Ayumu Watanabe’s previous film, Children of the Sea, was released to wide critical acclaim internationally for its alluringly hypnotic visuals. His newest, Fortune Favors Lady Nikuko, is unlikely to receive the same reception because its plot is equal parts uninteresting and misguided.
Based on the novel by Kanako Nishi, the film follows an unorthodox mother-daughter duo who face a conflict as the mother stands out with her eccentricities and the daughter wants nothing more than to fit in. It’s a coming of age story — something that isn’t all too uncommon for anime films — but not a very compelling one at that.
Ultimately, the core message of the film is to be yourself unabashedly and embrace the things that make you who you are. However, this warm-hearted message is unfortunately buried beneath something that is disappointingly mean-spirited, to the point of making the film nearly insufferable to watch.
One of the main characters of the film is plus size, and ends up being the butt of many of the film’s jokes. What could have been an easy opportunity to promote a message of body positivity — a type of representation that is far too often ignored in film — is instead turned into yet another example of fat-shaming that ridicules its characters.
Some of this could have been forgiven if the characters had genuine, interesting arcs, but that aspect is sorely lacking here. The daughter’s growth in the film is superficial in a way that we have seen dozens of times before, and the mother is a character that is designed mostly to push her daughter’s character along her path.
As a result, the film ends up feeling like a series of fat jokes with some forced emotional beats interspersed in. It definitely would have helped if some of the beats in the ilm were less telegraphed, because then they would have had more of an emotional impact. As it is, the film feels contrived and trite.
And worse yet, the film doesn’t have the gorgeous visuals of Watanabe’s last work to compensate for its narrative shortcomings. Although the film isn’t poorly animated — the level of detail here is at least somewhat commendable — Watanabe fails to create a world that is even the least bit immersive.
Fortune Favors Lady Nikuko is one of those films that had the potential to do something extraordinary and beneficial but ended up missing the mark completely. Generic, but even worse, mean-spirited, this is not a film that is easy to recommend.

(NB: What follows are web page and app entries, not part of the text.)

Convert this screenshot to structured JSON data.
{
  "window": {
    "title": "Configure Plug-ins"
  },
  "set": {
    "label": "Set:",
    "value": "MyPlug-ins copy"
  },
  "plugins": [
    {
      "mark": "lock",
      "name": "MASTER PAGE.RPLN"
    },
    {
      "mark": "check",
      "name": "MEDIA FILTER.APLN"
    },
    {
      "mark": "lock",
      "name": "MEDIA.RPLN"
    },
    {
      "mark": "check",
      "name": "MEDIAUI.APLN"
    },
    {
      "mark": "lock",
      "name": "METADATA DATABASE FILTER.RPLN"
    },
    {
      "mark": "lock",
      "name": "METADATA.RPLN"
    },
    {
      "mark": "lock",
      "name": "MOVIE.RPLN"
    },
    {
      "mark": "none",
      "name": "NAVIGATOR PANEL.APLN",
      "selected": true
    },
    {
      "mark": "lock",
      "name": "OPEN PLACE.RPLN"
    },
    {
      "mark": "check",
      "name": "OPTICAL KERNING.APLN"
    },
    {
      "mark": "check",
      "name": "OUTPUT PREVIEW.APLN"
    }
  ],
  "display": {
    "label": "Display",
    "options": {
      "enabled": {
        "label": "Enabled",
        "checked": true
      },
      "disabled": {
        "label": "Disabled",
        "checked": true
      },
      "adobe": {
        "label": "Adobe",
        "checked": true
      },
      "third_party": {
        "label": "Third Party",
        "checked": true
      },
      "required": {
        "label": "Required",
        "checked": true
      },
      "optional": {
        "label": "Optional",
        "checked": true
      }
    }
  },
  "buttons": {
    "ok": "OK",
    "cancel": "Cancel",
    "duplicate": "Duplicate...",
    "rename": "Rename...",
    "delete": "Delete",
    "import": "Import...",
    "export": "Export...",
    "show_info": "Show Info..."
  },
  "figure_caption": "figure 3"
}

Fortune Favors Lady Nikuko screens in theaters on June 2 before opening in theaters in June 3.